6. Johann Dieter Wassmann – Johann Dieter Wassmann is a fictitious artist and sewerage engineer, purportedly from Leipzig, Saxony, in east-central Germany. He is the creation of the American-born artist and writer Jeff Wassmann, a pivotal event in the authors narrative is Napoleons defeat at the Battle of Leipzig, recalled first-hand by the characters father. The artist uses Napoleons rise metaphorically to represent the onslaught of the modern era, as a lecturer at the University of Leipzig, we experience him prompting students to fully explore the creative process, concerned as he is at the decline of liberal education. But Wassmanns lasting legacy is found in his devotion to his art. Johann Dieter Wassmann is born into a line of carpenters on April 2,1841. The youngest of five children to survive adulthood, he is brought up in the Lutheran creed. After the March Revolutions of 1848, the family flees from Leipzig to Weimar, a bout with rheumatic fever forces Johann to delay the start of his schooling until the age of eight. Johann goes on to attend the University of Leipzig before joining an engineering practice, at 34 he is offered a teaching post in Leipzig. After an extended display at a Dresden clinic, they known as the Dresden Boxes.
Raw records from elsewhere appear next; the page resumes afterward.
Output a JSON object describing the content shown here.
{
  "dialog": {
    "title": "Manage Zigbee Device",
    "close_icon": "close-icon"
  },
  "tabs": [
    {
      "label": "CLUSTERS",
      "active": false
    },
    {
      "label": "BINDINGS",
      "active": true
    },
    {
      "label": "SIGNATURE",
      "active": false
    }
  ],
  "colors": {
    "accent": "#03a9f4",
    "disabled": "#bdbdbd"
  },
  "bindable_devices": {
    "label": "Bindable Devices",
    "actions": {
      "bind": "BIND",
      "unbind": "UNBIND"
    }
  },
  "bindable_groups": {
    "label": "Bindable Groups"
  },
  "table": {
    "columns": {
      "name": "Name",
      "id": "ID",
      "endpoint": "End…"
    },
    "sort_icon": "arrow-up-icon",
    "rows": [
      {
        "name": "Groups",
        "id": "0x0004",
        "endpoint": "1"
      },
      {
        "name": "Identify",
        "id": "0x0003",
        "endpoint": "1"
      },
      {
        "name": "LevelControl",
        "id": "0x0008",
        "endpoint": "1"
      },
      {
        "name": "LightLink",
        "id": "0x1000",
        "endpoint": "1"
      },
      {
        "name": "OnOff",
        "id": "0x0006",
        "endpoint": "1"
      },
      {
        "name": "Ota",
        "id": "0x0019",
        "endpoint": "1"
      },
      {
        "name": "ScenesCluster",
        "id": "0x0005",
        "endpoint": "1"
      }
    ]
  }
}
These works build on the tradition of German wunderkammern and 17th-century Dutch perspective boxes, but display a stripped down aesthetic, precise, through his extensive travels in his private practice, Johann is exposed to the best and worst 19th-century urban development has to offer. By this point Johann is comfortably married with three children, so the intent of this stage of boxes is largely private, they are mostly shared with family. In September 1889, a conference in Potsdam brings Johann together with the physicist Max Planck in what results in a seismic shift in Johanns thinking. Johann comes to realize his angst is not in the modernity of the 19th century. If he is to return to a field of time and space he knows his only choice is not to look back. Planck is presenting a paper at the conference on the law of thermodynamics. The first to himself a theoretical physicist, Planck opens his lecture in Potsdam with the revelation that. He concludes by expressing a belief that physical laws allow him to presuppose that the, outside world is something independent from man, something absolute, and the quest for the laws which apply to this absolute appeared. As the most sublime pursuit in life, Johanns remaining years will be spent expressing these early modern notions through his beloved boxes and an emerging interest in photography